The Parker Sun powered Test, NASA’s nearest eye on the Sun, was zooming by Venus the previous summer for a gravity help when it snapped a striking new picture of the planet’s baffling nightside, uncovering a shockingly clear perspective on the Venusian surface.

The rocket, dispatched in 2018, is amidst its seven-year excursion to examine the Sun from 4 million miles away, the nearest any human-made article has gone previously. To do this, Parker Sunlight based Test needs to utilize the gravity of Venus to assist with fixing its circle around the Sun through a progression of seven flybys, pushing itself nearer to the star with each pass.

Those beautiful passes are significant freedoms to discover fascinating shots of Venus.

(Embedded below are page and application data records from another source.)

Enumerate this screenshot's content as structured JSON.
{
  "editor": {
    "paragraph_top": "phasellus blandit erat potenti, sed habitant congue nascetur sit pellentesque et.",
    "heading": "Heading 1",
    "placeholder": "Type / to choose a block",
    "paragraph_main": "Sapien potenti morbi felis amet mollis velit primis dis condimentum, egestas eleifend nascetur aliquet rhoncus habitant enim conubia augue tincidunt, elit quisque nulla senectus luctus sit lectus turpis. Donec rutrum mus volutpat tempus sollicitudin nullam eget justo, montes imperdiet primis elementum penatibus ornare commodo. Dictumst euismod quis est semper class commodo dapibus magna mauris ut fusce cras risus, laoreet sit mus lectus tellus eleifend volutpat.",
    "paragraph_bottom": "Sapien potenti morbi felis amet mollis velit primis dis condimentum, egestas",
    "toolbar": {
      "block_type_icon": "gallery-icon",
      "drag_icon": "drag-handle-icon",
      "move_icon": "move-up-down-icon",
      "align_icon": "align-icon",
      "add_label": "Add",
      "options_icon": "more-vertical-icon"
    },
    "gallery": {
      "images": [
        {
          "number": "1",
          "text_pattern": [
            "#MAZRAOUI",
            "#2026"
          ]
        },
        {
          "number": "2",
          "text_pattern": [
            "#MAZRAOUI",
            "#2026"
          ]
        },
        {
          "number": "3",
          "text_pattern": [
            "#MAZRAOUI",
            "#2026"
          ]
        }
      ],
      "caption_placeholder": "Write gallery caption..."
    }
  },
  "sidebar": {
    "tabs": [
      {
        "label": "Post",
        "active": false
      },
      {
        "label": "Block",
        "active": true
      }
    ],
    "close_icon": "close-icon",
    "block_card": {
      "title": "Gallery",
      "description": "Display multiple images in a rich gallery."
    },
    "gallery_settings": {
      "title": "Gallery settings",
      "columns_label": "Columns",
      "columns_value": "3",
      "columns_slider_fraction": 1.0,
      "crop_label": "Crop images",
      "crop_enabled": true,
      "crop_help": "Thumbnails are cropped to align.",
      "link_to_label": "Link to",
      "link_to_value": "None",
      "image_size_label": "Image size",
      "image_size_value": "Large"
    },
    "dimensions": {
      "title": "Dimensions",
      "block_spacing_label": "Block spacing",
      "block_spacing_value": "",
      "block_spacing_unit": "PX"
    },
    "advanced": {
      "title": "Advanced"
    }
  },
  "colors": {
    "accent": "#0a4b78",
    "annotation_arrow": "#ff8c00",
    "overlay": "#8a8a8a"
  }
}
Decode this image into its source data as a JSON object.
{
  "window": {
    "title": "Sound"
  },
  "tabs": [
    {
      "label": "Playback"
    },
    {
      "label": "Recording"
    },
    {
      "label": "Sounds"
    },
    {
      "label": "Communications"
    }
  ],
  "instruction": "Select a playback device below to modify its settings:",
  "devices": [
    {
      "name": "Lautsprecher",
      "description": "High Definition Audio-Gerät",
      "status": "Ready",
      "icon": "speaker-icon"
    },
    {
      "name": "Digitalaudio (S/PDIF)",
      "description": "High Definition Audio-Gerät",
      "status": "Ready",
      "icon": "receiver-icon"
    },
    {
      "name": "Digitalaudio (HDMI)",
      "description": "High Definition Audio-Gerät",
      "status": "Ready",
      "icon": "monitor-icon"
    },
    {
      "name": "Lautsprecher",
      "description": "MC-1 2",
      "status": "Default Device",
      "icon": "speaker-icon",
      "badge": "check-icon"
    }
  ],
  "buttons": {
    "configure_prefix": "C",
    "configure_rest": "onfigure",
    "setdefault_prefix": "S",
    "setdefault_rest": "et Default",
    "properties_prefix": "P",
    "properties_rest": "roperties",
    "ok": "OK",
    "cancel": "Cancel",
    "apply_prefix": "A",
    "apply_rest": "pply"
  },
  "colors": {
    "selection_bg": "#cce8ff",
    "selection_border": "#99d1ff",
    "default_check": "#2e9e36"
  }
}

The picture taken by Parker Sun oriented Test’s Wide-field Imager (WISPR) came during its third Venus flyby in July 2020, and researchers were stunned. They anticipated that WISPR should catch Venus’ thick, carbon dioxide-rich mists that normally block perspectives on a superficial level. However, all things being equal, the camera was capable transparent the mists and uncover the dim colored state of Aphrodite Land, a raised space of Venus close to its equator that researchers say is about 85°F cooler than its environmental elements.

“WISPR adequately caught the warm discharge of the Venusian surface,” Brian Wood, an astrophysicist and WISPR researcher at the US Maritime Exploration Lab in Washington, DC, said in a NASA explanation. Wood noticed the picture was like those taken by a Japanese Venus test presently dissecting Venus that can catch light at close infrared frequencies.

The disclosure could mean one of two things.

WISPR might’ve flaunted a startling ability for detecting infrared light, which, assuming valid, could open another potential for researchers to examine dust circumnavigating the Sun. “This amazing perception sent the WISPR group back to the lab to gauge the instrument’s affectability to infrared light,” Michael Buckley, correspondences chief at Johns Hopkins Applied Material science Lab, wrote in a NASA blog entry.

However, assuming that is not the situation, the presence of Aphrodite Land could mean WISPR found a formerly obscure opening in the thick Venusian mists, a “window” uncovering segments of the planet’s surface.

To discover, mission groups booked more nightside shots of Venus in its most recent flyby last end of the week. They intend to deliver more pictures and an examination by late April.

WISPR’s picture uncovered other captivating characteristics of Venus. It identified a shining edge in the planet’s upper climate that researchers suspect could be “nightglow.” Select to Venus’ nightside, the weak radiance may be brought about by a conflict of oxygen and nitrogen particles that come from the side of the planet presented to the Sun.

Researchers are as yet contemplating the specific reason for the wispy dashes of light shooting across the picture’s edge, the NASA post said. They could be charged particles called infinite beams, small grains of room dust reflecting daylight or “particles of material ousted from the shuttle’s designs after sway with those residue grains.”